There are many other strange US alcohol laws where that came from. For instance, the sale of alcohol on Election Day is banned completely during polling hours in Kentucky and South Carolina, and with certain local exemptions in Alaska and Massachusetts as well. In Louisiana, a popular (and surprisingly legal) way to pick up a quick beverage is by driving through a frozen daiquiri stand. In Alaska, alcohol cannot be purchased between the hours of 5:00am and 8:00am. In Florida, the governor reserves the right to ban the sale of alcohol during a hurricane or other events likely to cause the declaration of a state of emergency. The US is speckled with “dry counties,” which impose prohibition-era bans on the sale and consumption of all liquor. Pennsylvanian laws make it difficult for resident beer fans to drink in moderation. If one wants to drink a beer at home in Pennsylvania, his only options are to purchase a case (containing 20-24 bottles or cans) from a state-run beer outlet, or to pay a steep mark-up fee for a 6-pack from a licensed restaurant or bar. The sale of alcohol is completely banned on Sundays in 13 states. These are just a few of the flourishes that define the US’ unique liquor law culture.

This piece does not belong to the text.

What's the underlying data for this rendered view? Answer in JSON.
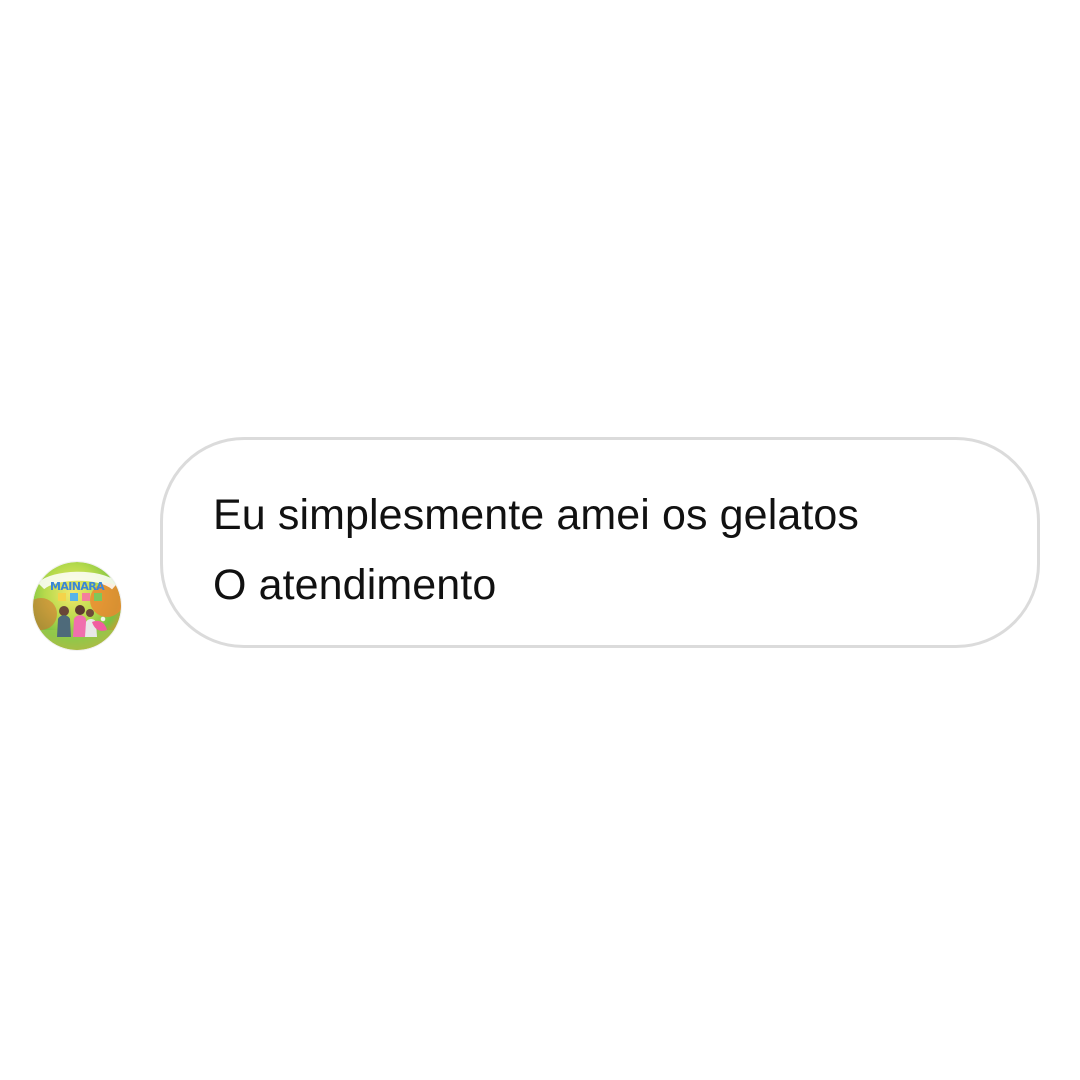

From this perspective, it seems that the rights of Russian beer fans to enjoy their favorite beverage will remain relatively intact. While retail hours and locations will be more limited than before, beer drinkers will still have 15 hours a day to make their purchases, even on Sundays and Election Days. Patrons won’t be required to prove their clean criminal backgrounds to servers or bartenders when ordering a round at a cafe. And last but certainly not least, beer fans in Russia have no reason to fear a public flogging.